EXERCISE AIM ▸
A single figure is wanted: the count of lines below containing the string "user".

Items from an interface collection
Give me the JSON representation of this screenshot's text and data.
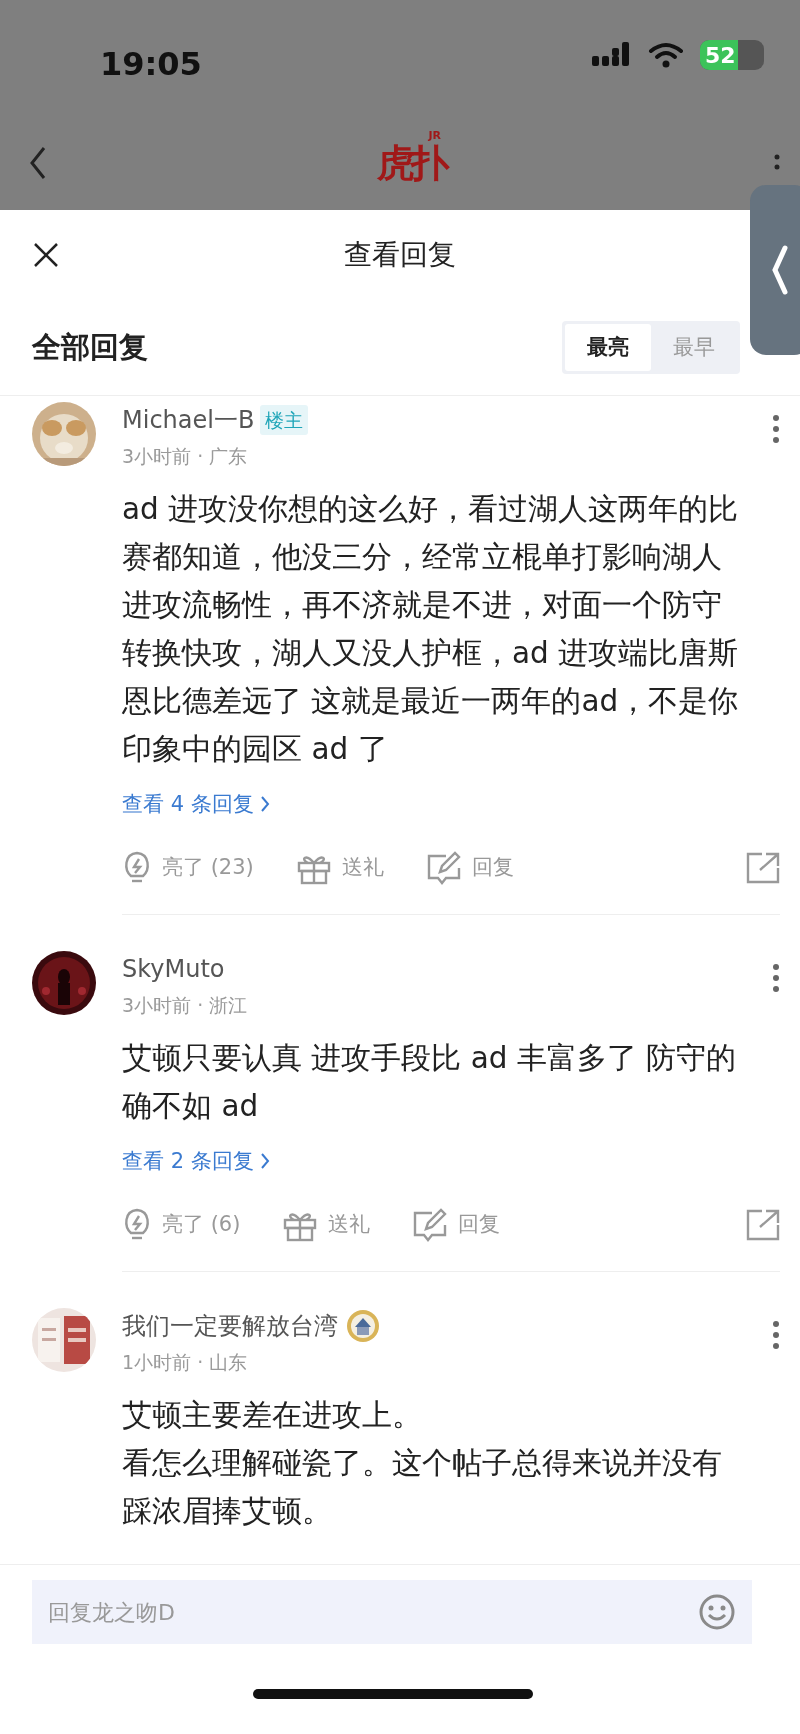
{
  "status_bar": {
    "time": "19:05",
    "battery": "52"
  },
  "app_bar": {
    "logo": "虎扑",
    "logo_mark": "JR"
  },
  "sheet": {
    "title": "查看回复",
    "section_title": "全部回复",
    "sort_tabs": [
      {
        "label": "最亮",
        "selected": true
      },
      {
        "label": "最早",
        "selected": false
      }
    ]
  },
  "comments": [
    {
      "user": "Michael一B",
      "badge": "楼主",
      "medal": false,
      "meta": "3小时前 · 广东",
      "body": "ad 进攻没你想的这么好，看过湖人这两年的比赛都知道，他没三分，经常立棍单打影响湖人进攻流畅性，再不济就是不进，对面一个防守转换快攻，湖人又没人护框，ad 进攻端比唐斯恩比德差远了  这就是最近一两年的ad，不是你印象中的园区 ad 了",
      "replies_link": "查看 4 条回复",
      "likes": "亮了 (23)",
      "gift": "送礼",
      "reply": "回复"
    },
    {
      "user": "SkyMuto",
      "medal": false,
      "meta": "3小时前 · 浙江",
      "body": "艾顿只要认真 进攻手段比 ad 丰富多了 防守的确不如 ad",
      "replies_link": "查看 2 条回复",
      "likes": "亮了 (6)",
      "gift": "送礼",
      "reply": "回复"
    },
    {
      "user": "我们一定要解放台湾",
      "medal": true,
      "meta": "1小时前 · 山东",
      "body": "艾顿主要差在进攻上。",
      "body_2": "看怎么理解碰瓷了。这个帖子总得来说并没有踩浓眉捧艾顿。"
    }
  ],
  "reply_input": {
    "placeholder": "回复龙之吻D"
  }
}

YOUR SOLUTION ▸
3